I completely agree with this sentiment: regulation is not the key to keeping UAVs from restricted areas, especially because there Washington D.C. is already a no-fly zone. It was not a lack of regulation that enabled this incident to occur, it was a lack of education.
If the solution was to simply ban the technology, or even just disallow it under AMA programming, it’s unlikely that it would have any significant impact. If the goal is to thwart a nefarious attempt by someone using this technology, no rule or regulation will prevent that. The point is that it’s not the technology, it’s how the technology is used.
Check out the complete note. Its a worthwhile read.
Wired magazine just published a very interesting article titled “Why the US Government Is Terrified of Hobbyist Drones” where they discuss an eye-opening conference about the potential malicious uses of “drones” that happened just days before the “Drone at the White House” incident.
The conference was open to civilians, but explicitly closed to the press. One attendee described it as an eye-opener. The officials played videos of low-cost drones firing semi-automatic weapons, revealed that Syrian rebels are importing consumer-grade drones to launch attacks, and flashed photos from an exercise that pitted $5,000 worth of drones against a convoy of armored vehicles. (The drones won.)
This is a subject that many UAV enthusiats, including myself, would rather ignore, but we are very aware of the potential harm that off-the-shelf “drones” could inflict. I imagine we all have theorized how an individual with malicious intent could set out to harm and destroy people and property. They also had on display a DJI Phantom with 3 sticks of mock dynamite attached to it, as seen below:
But the most striking visual aid was on an exhibit table outside the auditorium, where a buffet of low-cost drones had been converted into simulated flying bombs. One quadcopter, strapped to 3 pounds of inert explosive, was a DJI Phantom 2, a newer version of the very drone that would land at the White House the next week.
They also discussed the new geofencing-enforcing firmware that will get pushed out to the DJI Phantom 2, how its basically ineffective and user reactions:
“One could theorize that every zone anywhere could be a restricted zone,” wrote another. “Thank you but no thank you. If I spend thousands of dollars then I want to fly wherever the heck I want as long as it is under 400ft and 500ft away from airports.”
Check out the full article below and let me know what you think.

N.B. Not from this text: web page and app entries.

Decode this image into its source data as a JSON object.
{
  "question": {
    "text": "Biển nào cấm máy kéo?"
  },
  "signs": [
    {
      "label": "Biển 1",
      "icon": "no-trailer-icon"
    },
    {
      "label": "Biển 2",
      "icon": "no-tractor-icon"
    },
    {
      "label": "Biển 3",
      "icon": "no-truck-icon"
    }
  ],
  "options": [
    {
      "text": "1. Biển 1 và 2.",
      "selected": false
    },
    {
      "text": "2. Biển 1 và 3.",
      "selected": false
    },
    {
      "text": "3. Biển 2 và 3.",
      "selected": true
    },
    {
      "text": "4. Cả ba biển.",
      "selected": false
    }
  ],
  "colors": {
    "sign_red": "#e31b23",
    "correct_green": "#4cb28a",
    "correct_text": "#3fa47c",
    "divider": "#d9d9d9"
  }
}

I came across a new organization designed to protect, integrate and explore the commercial use of UAVs (their term is sUAS, or small unmanned aircraft system). Its called the Association of Commercial Unmanned Aircraft Systems and their website is located at: http://www.acuas.org/. Anyone is free to join and they also accept donations. Their mission statement, as state on their home page is the following:
The ACUAS firmly believes:
THE UNITED STATES DESERVES TO BENEFIT FROM THIS TECHNOLOGY
and businesses and citizens deserve the opportunity to move forward along with the rest of the world.
WE HAVE A RIGHT TO OPERATE SUAS FOR OUR BUSINESSES
and until proven necessary, our government has no basis for restricting commercial operations.
WE MUST INTEGRATE COMMERCIAL SUAS NOW
to include everyone who wishes to use and benefit from safe and responsible sUAS operations, without delay and without restrictive barriers-to-entry.
I encourage you to visit their website and join the organization, donate if possible. It these types of organizations and the people behind them that will help UAVs flourish.
In case you were under a rock last week, a DJI Phantom landed on the White House lawn after a drunk government employee decided to fly this roommate’s “drone” and it flew away. Here’s Jon Stewart’s political commentary on the subject. After all, Obama loves drones, why shouldn’t one land on his lawn?